Seeing as my city’s streets are choke full of pigeons that look like they couldn’t seriously harm a morsel of bread, it comes a bit hard for me to put the words “city,” “bird,” and “aggressive” in the same sentence. But it seems that I’ve been deceived — a new Virginia Tech paper found that city birds viciously defend their territories, employing very aggressive behavior to scare off other birds.
“A possible reason for this is that these birds have less space but better resources to defend,” said Scott Davies, a biological sciences postdoctoral associate in the College of Science. “Living near humans provides better food and shelter, but it also means more competition for these limited resources.”
The two man team, composed of Davies and assistant professor of biological sciences in the College of Science, spent the spring of 2015 measuring the territorial aggression of 35 urban and 38 rural male song sparrows at three rural and three urban sites in the New River Valley. Virginia Tech and Radford Uni campuses served as the urban sites, chosen for the high level of human interaction that animals here were assumed to have. Rural sites included Kentland Farm and Heritage Park.
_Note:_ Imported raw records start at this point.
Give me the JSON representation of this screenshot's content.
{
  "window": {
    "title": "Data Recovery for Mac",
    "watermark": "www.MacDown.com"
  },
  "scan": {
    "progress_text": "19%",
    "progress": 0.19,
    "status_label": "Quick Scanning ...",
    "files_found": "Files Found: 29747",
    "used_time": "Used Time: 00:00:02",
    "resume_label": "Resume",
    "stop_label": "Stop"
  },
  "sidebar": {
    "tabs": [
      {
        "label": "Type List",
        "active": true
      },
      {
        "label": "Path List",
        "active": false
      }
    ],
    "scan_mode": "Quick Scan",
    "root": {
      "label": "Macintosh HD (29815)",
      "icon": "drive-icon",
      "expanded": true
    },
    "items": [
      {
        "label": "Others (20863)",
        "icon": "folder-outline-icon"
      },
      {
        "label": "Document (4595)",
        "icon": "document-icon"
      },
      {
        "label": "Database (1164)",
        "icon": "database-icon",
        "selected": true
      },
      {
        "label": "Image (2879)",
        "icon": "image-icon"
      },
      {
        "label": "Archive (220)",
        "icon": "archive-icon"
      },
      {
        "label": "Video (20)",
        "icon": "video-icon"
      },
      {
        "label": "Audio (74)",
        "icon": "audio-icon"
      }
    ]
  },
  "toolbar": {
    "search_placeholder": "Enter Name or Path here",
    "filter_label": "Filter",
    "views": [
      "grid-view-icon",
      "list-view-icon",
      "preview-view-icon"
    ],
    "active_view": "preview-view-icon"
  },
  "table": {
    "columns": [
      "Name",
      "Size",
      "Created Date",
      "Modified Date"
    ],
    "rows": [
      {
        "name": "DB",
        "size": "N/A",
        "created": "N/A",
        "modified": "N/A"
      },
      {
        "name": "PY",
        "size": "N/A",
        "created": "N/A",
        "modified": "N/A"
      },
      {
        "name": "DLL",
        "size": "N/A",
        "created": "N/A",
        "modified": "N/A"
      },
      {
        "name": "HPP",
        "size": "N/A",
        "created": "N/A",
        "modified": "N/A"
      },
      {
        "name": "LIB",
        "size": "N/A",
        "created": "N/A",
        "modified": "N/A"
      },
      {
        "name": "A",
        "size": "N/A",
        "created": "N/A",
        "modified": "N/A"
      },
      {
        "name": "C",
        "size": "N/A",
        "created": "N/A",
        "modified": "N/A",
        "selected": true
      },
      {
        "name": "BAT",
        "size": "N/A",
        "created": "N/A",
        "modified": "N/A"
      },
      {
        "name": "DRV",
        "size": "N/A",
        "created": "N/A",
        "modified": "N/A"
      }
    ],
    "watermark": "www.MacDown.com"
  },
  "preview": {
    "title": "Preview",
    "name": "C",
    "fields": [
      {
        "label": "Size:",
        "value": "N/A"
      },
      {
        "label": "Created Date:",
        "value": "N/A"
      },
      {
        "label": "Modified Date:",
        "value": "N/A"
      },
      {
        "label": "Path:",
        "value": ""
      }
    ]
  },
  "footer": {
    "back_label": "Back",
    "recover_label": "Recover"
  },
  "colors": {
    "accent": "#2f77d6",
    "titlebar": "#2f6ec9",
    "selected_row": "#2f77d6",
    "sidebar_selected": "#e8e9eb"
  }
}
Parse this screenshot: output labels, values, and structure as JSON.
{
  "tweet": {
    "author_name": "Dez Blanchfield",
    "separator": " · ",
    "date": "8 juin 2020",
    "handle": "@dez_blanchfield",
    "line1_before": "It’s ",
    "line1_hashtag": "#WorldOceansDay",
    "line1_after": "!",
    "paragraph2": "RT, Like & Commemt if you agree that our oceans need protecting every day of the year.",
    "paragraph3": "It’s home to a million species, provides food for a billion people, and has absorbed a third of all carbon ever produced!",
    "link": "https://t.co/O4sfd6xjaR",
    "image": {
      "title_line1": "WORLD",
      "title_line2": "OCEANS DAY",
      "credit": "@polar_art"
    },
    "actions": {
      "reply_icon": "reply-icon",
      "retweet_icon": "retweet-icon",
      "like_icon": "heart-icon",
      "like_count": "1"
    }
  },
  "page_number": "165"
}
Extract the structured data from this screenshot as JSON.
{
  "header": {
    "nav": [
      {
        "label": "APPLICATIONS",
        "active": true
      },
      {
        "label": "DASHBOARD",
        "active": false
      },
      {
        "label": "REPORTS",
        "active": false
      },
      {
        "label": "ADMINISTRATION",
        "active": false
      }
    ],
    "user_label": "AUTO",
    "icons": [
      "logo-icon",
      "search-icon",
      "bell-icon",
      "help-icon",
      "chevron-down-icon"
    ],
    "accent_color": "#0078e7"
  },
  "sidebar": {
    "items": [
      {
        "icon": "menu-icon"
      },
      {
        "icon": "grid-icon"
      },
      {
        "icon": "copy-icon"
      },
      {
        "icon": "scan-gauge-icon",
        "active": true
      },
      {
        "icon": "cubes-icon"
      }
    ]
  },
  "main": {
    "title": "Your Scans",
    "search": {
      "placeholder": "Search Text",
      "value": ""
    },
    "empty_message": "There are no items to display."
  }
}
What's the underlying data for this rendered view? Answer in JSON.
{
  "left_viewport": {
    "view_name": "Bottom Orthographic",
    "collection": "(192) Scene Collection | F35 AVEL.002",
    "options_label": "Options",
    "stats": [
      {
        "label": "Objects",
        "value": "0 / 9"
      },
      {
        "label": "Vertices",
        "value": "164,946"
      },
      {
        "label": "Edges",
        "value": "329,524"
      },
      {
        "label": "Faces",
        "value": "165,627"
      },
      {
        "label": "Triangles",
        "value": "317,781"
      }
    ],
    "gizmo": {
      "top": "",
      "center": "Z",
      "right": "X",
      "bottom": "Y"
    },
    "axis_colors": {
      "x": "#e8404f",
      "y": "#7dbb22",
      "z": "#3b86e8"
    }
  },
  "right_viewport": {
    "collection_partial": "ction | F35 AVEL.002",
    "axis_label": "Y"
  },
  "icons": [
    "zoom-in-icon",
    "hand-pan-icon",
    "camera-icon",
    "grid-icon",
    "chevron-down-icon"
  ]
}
Researchers played a recording of a male song sparrow at these locations and then observed the behavior of territory-holding birds to this simulated intrusion. Campus birds approached the speaker and remained near it, flapping their wings furiously, engaging in loud singing that later developed into “soft song” — a term that researchers use to describe the quiet, garbled noise that a bird makes before launching an attack. By contrast, rural birds still responded to the recording, but not as vigorously.
To make sure they weren’t testing the birds on their grumpyest, the researchers attached small leg bands on their legs to identify them. They checked each bird’s response twice, several weeks apart — suburban birds were more territorial on both occasions, suggesting that their aggressiveness persists throughout a breeding season.
The study gives us some insight into how cohabitation with humans affects wildlife – although many animals avoid habitats that are impacted by humans, some adjust and live in suburban, even urban habitats.
“This finding supports past research showing that urban birds are more aggressive in defending their territories,” said Kiki Sanford, a neurophysiologist who was not involved in the study.
“We need to understand widespread behavioral differences between various species of urban and rural bird populations to get an idea of how urbanization will affect their survival and diversity in the future. Testosterone and population density are the usual predictors for aggression, but there are other influential factors, like increased food availability in urban environments, that need to be examined.”
The full paper, titled “Agonistic urban birds: elevated territorial aggression of urban song sparrows is individually consistent within a breeding period” has been published in the journal Behavioral Ecology and can be read here.